Tortoise Not Seen for 113 Years Found on Galapagos Island

Chelonoidis phantasticus, or the Fernandina giant tortoise, was feared extinct until an expedition found a lone female in a remote area on the island of Fernandina.

Feb 25, 2019
Carolyn Wilke
MARK ROMANOV AND JOHN HARRINGTON

Up until earlier this month, the Fernandina giant tortoise (Chelonoidis phantasticus) had not been seen alive since 1906. On February 17, an expedition in search of the tortoise, which was feared extinct, found a lone female buried in brush in a remote area on the island of Fernandina in the Galapagos, according to a statement. Based on her shell and facial features, she was identified as a member of C. phantasticus.

“The photos from the team clearly show a moderately saddle-backed, old female about half to two-thirds the size of the known male. Pending genetic confirmation, this is almost undoubtedly the lost Fernandina Giant Tortoise,” says Anders Rhodin from the Turtle Conservancy and International Union for Conservation of Nature, in the statement.

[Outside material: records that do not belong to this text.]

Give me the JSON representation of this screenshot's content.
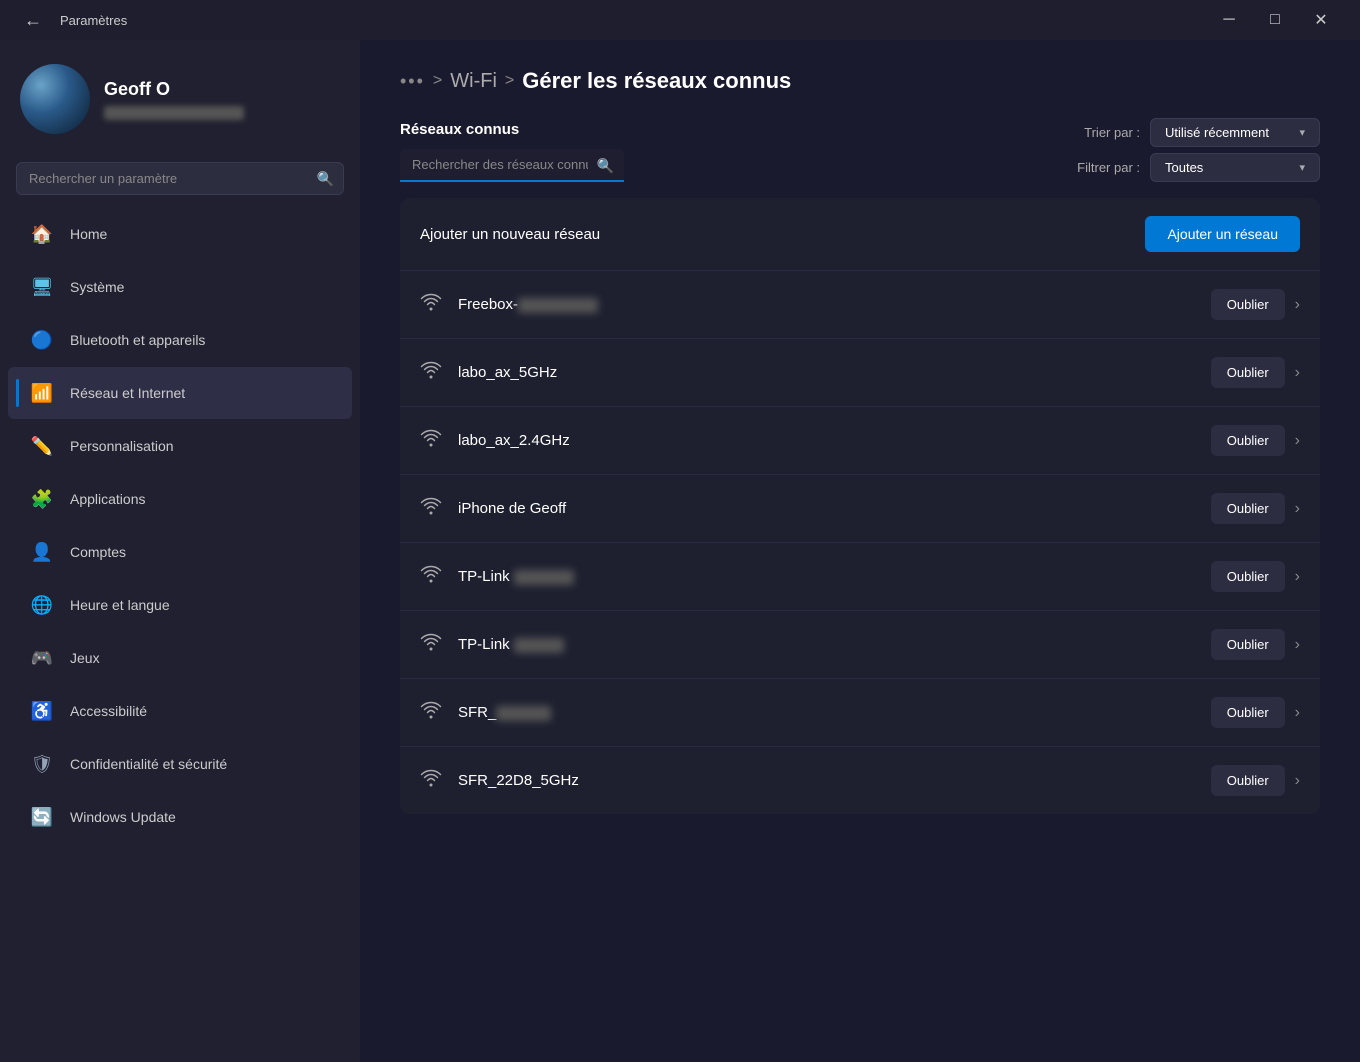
{
  "titlebar": {
    "title": "Paramètres",
    "minimize_label": "─",
    "maximize_label": "□",
    "close_label": "✕"
  },
  "sidebar": {
    "search_placeholder": "Rechercher un paramètre",
    "user": {
      "name": "Geoff O"
    },
    "nav_items": [
      {
        "id": "home",
        "label": "Home",
        "icon": "🏠",
        "icon_class": "icon-home",
        "active": false
      },
      {
        "id": "systeme",
        "label": "Système",
        "icon": "🖥",
        "icon_class": "icon-system",
        "active": false
      },
      {
        "id": "bluetooth",
        "label": "Bluetooth et appareils",
        "icon": "🔵",
        "icon_class": "icon-bluetooth",
        "active": false
      },
      {
        "id": "reseau",
        "label": "Réseau et Internet",
        "icon": "📶",
        "icon_class": "icon-network",
        "active": true
      },
      {
        "id": "personnalisation",
        "label": "Personnalisation",
        "icon": "✏️",
        "icon_class": "icon-perso",
        "active": false
      },
      {
        "id": "applications",
        "label": "Applications",
        "icon": "🧩",
        "icon_class": "icon-apps",
        "active": false
      },
      {
        "id": "comptes",
        "label": "Comptes",
        "icon": "👤",
        "icon_class": "icon-comptes",
        "active": false
      },
      {
        "id": "heure",
        "label": "Heure et langue",
        "icon": "🌐",
        "icon_class": "icon-heure",
        "active": false
      },
      {
        "id": "jeux",
        "label": "Jeux",
        "icon": "🎮",
        "icon_class": "icon-jeux",
        "active": false
      },
      {
        "id": "accessibilite",
        "label": "Accessibilité",
        "icon": "♿",
        "icon_class": "icon-access",
        "active": false
      },
      {
        "id": "confidentialite",
        "label": "Confidentialité et sécurité",
        "icon": "🛡",
        "icon_class": "icon-confidential",
        "active": false
      },
      {
        "id": "update",
        "label": "Windows Update",
        "icon": "🔄",
        "icon_class": "icon-update",
        "active": false
      }
    ]
  },
  "breadcrumb": {
    "dots": "•••",
    "separator1": ">",
    "wifi": "Wi-Fi",
    "separator2": ">",
    "current": "Gérer les réseaux connus"
  },
  "content": {
    "section_title": "Réseaux connus",
    "search_placeholder": "Rechercher des réseaux connus",
    "sort_label": "Trier par :",
    "sort_value": "Utilisé récemment",
    "filter_label": "Filtrer par :",
    "filter_value": "Toutes",
    "add_network_text": "Ajouter un nouveau réseau",
    "add_network_btn": "Ajouter un réseau",
    "forget_btn": "Oublier",
    "networks": [
      {
        "name": "Freebox-",
        "blurred_suffix": true,
        "blur_width": 80
      },
      {
        "name": "labo_ax_5GHz",
        "blurred_suffix": false
      },
      {
        "name": "labo_ax_2.4GHz",
        "blurred_suffix": false
      },
      {
        "name": "iPhone de Geoff",
        "blurred_suffix": false
      },
      {
        "name": "TP-Link ",
        "blurred_suffix": true,
        "blur_width": 60
      },
      {
        "name": "TP-Link ",
        "blurred_suffix": true,
        "blur_width": 50
      },
      {
        "name": "SFR_",
        "blurred_suffix": true,
        "blur_width": 55
      },
      {
        "name": "SFR_22D8_5GHz",
        "blurred_suffix": false,
        "partial": true
      }
    ]
  }
}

The team members suspect more tortoises may live on Fernandina because of scat and tracks they observed there. The expedition included members from the Galapagos National Park, the Galapagos Conservancy, and Animal Planet, which funded the search and will feature it on an episode of the show “Extinct or Alive.” 

The crew moved the tortoise, which may be more than 100 years old, to Santa Cruz Island where there is a giant tortoise breeding center, reports the Associated Press. If there are other living turtles, they may yet breed. 

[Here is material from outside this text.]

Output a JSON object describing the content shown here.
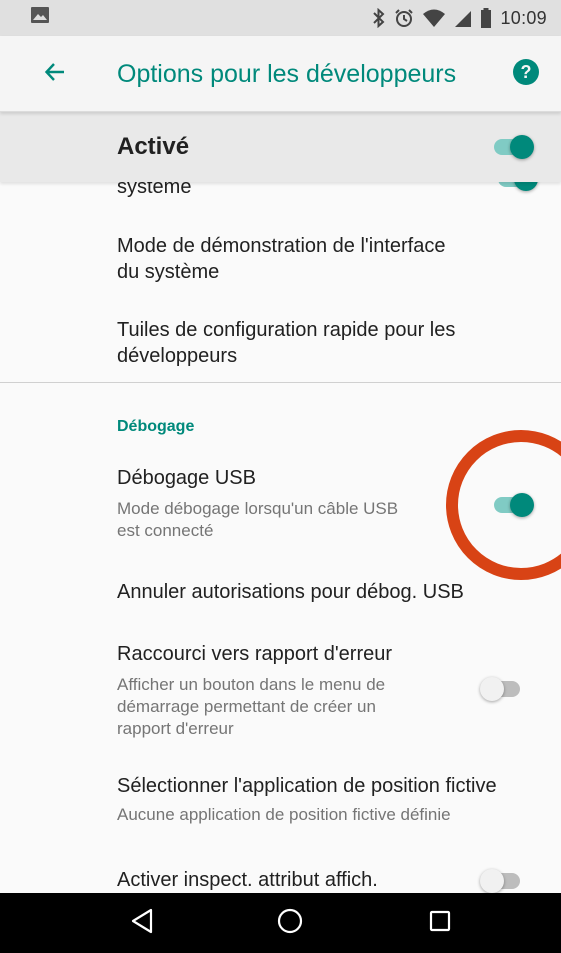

“They will need more than one, but females may store sperm for a long time,” says Duke University professor of conservation ecology Stuart Pimm in the AP article. “There may be hope.”